> _WHAT IS BEING ASKED_
Where the string "icon" occurs in a line of the data below, that line should be copied.

> _DATA PROVIDED_

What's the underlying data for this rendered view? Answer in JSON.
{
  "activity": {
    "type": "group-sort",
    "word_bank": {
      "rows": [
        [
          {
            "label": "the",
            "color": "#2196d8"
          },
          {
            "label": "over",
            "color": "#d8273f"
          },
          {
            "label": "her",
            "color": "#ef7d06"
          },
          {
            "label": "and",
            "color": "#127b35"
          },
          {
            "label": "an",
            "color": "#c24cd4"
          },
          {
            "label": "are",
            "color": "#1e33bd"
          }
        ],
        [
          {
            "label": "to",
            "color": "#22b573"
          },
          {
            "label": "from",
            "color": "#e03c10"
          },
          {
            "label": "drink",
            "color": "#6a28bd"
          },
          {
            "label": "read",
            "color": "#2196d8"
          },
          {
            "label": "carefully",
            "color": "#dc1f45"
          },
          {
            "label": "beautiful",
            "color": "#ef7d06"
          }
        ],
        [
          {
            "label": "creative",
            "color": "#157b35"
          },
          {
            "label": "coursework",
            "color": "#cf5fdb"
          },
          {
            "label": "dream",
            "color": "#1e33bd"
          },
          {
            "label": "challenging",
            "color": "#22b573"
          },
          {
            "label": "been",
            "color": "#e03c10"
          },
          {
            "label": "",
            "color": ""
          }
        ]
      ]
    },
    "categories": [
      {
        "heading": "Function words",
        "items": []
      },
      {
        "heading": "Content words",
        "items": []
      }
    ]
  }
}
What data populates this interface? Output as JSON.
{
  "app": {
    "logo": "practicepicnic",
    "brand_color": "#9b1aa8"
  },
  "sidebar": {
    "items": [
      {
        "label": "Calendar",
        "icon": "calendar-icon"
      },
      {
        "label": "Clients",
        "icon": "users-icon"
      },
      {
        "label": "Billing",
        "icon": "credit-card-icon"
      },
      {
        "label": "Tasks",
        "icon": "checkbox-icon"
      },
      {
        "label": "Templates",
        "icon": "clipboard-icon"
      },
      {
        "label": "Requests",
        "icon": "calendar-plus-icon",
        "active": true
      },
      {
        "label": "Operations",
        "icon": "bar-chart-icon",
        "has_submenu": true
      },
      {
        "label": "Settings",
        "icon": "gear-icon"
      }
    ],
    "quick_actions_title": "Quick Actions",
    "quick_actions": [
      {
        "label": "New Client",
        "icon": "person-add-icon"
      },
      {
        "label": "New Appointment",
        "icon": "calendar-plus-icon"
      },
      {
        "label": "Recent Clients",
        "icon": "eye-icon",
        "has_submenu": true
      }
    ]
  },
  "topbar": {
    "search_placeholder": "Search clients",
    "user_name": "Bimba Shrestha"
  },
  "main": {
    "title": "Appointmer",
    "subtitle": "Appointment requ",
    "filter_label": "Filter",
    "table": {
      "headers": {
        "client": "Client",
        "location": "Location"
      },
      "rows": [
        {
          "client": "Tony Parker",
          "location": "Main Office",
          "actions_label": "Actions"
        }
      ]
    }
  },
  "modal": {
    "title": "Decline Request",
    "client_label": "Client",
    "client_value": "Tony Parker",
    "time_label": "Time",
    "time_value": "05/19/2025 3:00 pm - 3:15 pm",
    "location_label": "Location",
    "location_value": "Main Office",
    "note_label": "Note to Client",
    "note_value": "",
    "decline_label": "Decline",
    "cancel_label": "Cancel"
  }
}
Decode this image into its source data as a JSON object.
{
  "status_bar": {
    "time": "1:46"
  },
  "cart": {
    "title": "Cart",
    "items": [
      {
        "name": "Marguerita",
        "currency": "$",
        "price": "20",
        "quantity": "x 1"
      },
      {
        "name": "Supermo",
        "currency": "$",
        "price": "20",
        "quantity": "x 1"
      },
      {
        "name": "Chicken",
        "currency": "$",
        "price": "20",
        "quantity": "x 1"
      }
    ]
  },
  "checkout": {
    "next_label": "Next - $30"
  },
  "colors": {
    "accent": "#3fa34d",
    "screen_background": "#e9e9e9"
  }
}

> _ANSWER SPACE_
        "icon": "calendar-icon"
        "icon": "users-icon"
        "icon": "credit-card-icon"
        "icon": "checkbox-icon"
        "icon": "clipboard-icon"
        "icon": "calendar-plus-icon",
        "icon": "bar-chart-icon",
        "icon": "gear-icon"
        "icon": "person-add-icon"
        "icon": "calendar-plus-icon"
        "icon": "eye-icon",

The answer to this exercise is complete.